* [Work task]
A complete answer lists every line of the entries below where the string "Gain" appears.

* [The input]
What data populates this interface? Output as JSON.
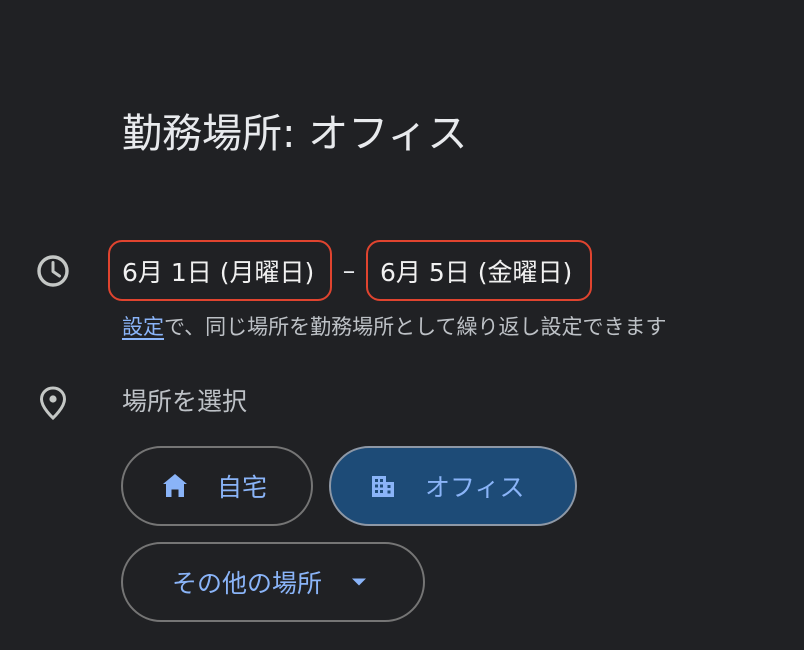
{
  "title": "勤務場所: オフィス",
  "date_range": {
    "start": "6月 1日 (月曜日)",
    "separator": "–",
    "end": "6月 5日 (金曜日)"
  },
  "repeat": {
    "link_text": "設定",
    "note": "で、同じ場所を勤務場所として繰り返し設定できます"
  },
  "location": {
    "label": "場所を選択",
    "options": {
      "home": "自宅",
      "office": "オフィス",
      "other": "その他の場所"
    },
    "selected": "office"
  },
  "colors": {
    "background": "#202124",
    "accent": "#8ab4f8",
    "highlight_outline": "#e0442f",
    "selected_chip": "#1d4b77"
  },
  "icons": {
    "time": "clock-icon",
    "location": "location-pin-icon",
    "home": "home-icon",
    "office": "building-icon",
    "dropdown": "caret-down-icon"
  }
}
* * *
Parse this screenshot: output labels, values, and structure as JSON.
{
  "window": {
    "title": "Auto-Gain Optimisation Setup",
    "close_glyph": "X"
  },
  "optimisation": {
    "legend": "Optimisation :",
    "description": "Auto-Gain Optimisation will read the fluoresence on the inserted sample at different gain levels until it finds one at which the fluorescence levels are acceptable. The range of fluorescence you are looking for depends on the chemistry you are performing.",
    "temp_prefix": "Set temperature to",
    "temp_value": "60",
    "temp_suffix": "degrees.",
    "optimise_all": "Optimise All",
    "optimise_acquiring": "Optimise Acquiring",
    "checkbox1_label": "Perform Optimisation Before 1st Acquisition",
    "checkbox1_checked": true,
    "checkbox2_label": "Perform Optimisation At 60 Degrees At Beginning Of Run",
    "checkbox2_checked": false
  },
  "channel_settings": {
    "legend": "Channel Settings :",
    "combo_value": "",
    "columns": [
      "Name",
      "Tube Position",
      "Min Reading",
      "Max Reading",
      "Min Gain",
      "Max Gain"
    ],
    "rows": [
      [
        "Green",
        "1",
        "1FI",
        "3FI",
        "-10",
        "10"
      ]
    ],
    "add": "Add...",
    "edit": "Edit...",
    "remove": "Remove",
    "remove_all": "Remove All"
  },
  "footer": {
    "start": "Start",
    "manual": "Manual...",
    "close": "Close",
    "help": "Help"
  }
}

* [Exercise output]
    "title": "Auto-Gain Optimisation Setup",
    "description": "Auto-Gain Optimisation will read the fluoresence on the inserted sample at different gain levels until it finds one at which the fluorescence levels are acceptable. The range of fluorescence you are looking for depends on the chemistry you are performing.",
      "Min Gain",
      "Max Gain"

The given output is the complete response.